Editorial | Bodycams and Mr Lee-Chin’s growth plan
It has been a long gestation - started during the time of the former national security minister, Peter Bunting, but spoken of long before then - to last week's launch of a pilot in the use of body cameras by Jamaica's police. Hopefully, though, the bodycams will soon reveal their worth, leading their rollout across the constabulary, followed quickly by other modern policing technologies and necessary equipment. This is important beyond the narrowest interpretation of law-and-order considerations.
First, however, we look forward to the robust evaluation of the specific hardware being employed, how they are actually used by police personnel, and the operating procedures that the constabulary has in place.
As we understand it, body cameras are increasingly used by police forces across the world for two primary reasons. One, by filming their engagement with the public, the police, when they behave appropriately, insulate themselves against false accusations of abuse. The converse is true when citizens are abused. Second, and related to the first, the presence of cameras, supported by a rigorously enforced protocol for their use, can act as a restraint to misbehaviour by police personnel and, therefore, is good in a country like Jamaica, with its high levels of complaints against cops, especially for alleged unnecessary shootings.
That is why we are concerned that the bodycams in this pilot, of the operating protocol being employed, requires that an officer turn on the camera at the time of his/her engagement with a person, rather than it being operational for the entire duration of an officer's shift. If battery life is the issue, that, we believe, is an easily surmountable problem, given what is on the market. It would be this newspaper's preference, too, if the cameras being used have live-streaming, GPS mapping, with date-stamp capabilities.
Of course, there is a cost to such technologies. Indeed, for a police force of more than 12,000, only 120 bodycams have so far been acquired, at a cost, including supporting systems, of US$400,000, or J$51.6 million. This bill is being covered by the US government, which brings us back to what ought to be considerations when making such investments.
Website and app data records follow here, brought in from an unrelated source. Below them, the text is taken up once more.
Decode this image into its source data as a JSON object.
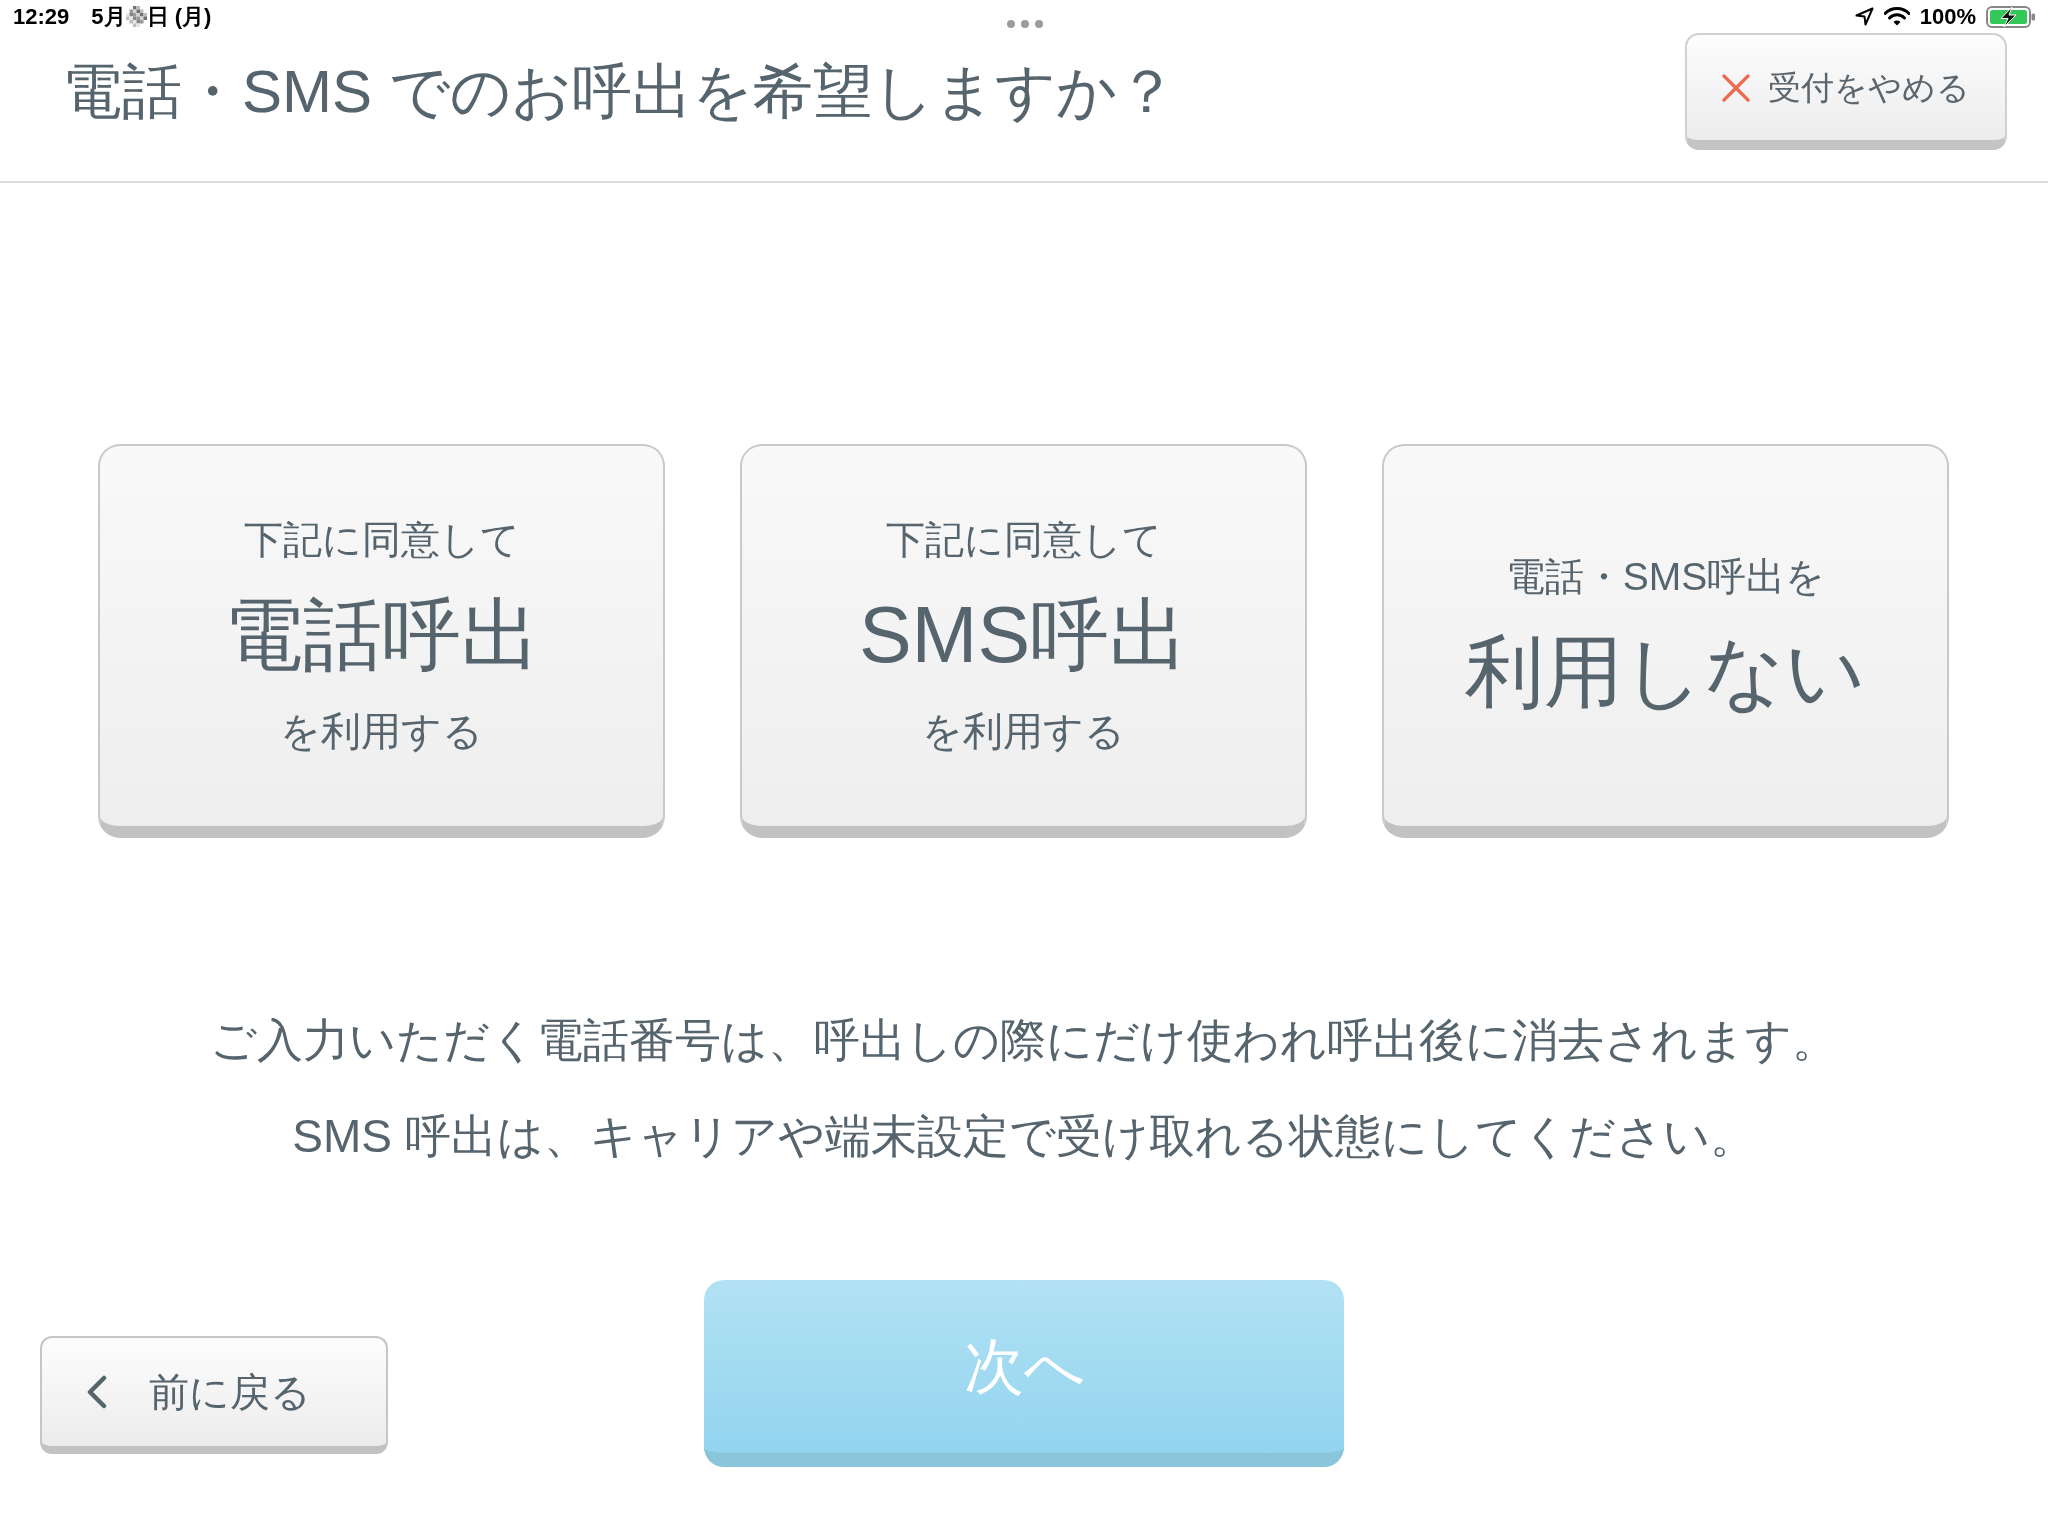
{
  "status_bar": {
    "time": "12:29",
    "date_month": "5月",
    "date_rest": "日 (月)",
    "battery": "100%"
  },
  "header": {
    "title": "電話・SMS でのお呼出を希望しますか？",
    "cancel_button": "受付をやめる"
  },
  "options": [
    {
      "above": "下記に同意して",
      "headline": "電話呼出",
      "below": "を利用する",
      "selected": false
    },
    {
      "above": "下記に同意して",
      "headline": "SMS呼出",
      "below": "を利用する",
      "selected": false
    },
    {
      "above": "電話・SMS呼出を",
      "headline": "利用しない",
      "selected": false
    }
  ],
  "notes": [
    "ご入力いただく電話番号は、呼出しの際にだけ使われ呼出後に消去されます。",
    "SMS 呼出は、キャリアや端末設定で受け取れる状態にしてください。"
  ],
  "back_button": "前に戻る",
  "next_button": {
    "label": "次へ",
    "disabled": true
  }
}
The context here is economic growth and the task force led by Michael Lee-Chin to provide a fillip in this area. The country's heavy lifting of the past four and a half years in the fiscal arena gives the country the best chance in 40 years of generating sustained growth - even Mr Lee-Chin's projection of five per cent in four years.
But there is a potentially major deterrent: crime, especially Jamaica's homicide rate of more than 45 per 100,000. We refer to that often-quoted World Bank analysis of 15 years ago that with a murder rate of, say, eight per 100,000, Jamaica could easily squeeze another 5.8 per cent of growth out of its annual economic activity.
Indeed, the analyses indicate that Jamaican firms spend up to 18 per cent of their sales on security, an expenditure that might have otherwise gone into investment that expands the business, creates jobs, and grows the economy.
The bottom line is that Mr Lee-Chin, whatever else he suggests to the Government, must insist that fighting crime, inclusive of the expenditure thereon, has to be a priority on the route to economic growth. In the current fiscal year, the Government budgeted $51 billion, or nine per cent of overall expenditure, to national security. That, in the circumstances, is not enough.